[Data items]

========

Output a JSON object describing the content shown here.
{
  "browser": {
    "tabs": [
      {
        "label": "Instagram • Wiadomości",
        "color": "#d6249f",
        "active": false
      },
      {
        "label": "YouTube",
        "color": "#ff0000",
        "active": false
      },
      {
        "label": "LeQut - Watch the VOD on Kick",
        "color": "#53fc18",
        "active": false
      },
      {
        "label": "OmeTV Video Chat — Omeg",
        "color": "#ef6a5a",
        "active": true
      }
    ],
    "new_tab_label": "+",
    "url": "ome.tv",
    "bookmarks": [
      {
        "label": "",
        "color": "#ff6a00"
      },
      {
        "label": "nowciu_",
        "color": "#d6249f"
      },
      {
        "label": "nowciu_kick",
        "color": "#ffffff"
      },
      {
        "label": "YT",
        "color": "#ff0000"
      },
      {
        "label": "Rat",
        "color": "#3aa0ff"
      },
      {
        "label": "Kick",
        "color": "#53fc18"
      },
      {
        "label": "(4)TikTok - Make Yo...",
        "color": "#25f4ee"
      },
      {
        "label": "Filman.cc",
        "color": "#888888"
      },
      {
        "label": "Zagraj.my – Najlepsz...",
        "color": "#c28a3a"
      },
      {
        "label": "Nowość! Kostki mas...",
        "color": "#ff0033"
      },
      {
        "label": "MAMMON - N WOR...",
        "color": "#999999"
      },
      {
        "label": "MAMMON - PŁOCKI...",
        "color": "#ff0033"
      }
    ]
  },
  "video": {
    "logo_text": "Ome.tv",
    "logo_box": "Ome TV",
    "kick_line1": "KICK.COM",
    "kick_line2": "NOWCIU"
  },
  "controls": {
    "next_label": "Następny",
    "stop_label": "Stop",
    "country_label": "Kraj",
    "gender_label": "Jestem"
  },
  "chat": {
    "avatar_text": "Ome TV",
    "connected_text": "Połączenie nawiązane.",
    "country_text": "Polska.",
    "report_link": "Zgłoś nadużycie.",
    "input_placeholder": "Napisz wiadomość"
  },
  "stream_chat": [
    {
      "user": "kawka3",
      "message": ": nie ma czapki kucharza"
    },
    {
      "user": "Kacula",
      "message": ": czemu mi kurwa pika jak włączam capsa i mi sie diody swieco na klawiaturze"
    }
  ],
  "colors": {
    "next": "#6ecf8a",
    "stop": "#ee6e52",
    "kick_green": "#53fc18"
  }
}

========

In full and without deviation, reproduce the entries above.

▸ **SOLVED PROBLEM**:
Output a JSON object describing the content shown here.
{
  "browser": {
    "tabs": [
      {
        "label": "Instagram • Wiadomości",
        "color": "#d6249f",
        "active": false
      },
      {
        "label": "YouTube",
        "color": "#ff0000",
        "active": false
      },
      {
        "label": "LeQut - Watch the VOD on Kick",
        "color": "#53fc18",
        "active": false
      },
      {
        "label": "OmeTV Video Chat — Omeg",
        "color": "#ef6a5a",
        "active": true
      }
    ],
    "new_tab_label": "+",
    "url": "ome.tv",
    "bookmarks": [
      {
        "label": "",
        "color": "#ff6a00"
      },
      {
        "label": "nowciu_",
        "color": "#d6249f"
      },
      {
        "label": "nowciu_kick",
        "color": "#ffffff"
      },
      {
        "label": "YT",
        "color": "#ff0000"
      },
      {
        "label": "Rat",
        "color": "#3aa0ff"
      },
      {
        "label": "Kick",
        "color": "#53fc18"
      },
      {
        "label": "(4)TikTok - Make Yo...",
        "color": "#25f4ee"
      },
      {
        "label": "Filman.cc",
        "color": "#888888"
      },
      {
        "label": "Zagraj.my – Najlepsz...",
        "color": "#c28a3a"
      },
      {
        "label": "Nowość! Kostki mas...",
        "color": "#ff0033"
      },
      {
        "label": "MAMMON - N WOR...",
        "color": "#999999"
      },
      {
        "label": "MAMMON - PŁOCKI...",
        "color": "#ff0033"
      }
    ]
  },
  "video": {
    "logo_text": "Ome.tv",
    "logo_box": "Ome TV",
    "kick_line1": "KICK.COM",
    "kick_line2": "NOWCIU"
  },
  "controls": {
    "next_label": "Następny",
    "stop_label": "Stop",
    "country_label": "Kraj",
    "gender_label": "Jestem"
  },
  "chat": {
    "avatar_text": "Ome TV",
    "connected_text": "Połączenie nawiązane.",
    "country_text": "Polska.",
    "report_link": "Zgłoś nadużycie.",
    "input_placeholder": "Napisz wiadomość"
  },
  "stream_chat": [
    {
      "user": "kawka3",
      "message": ": nie ma czapki kucharza"
    },
    {
      "user": "Kacula",
      "message": ": czemu mi kurwa pika jak włączam capsa i mi sie diody swieco na klawiaturze"
    }
  ],
  "colors": {
    "next": "#6ecf8a",
    "stop": "#ee6e52",
    "kick_green": "#53fc18"
  }
}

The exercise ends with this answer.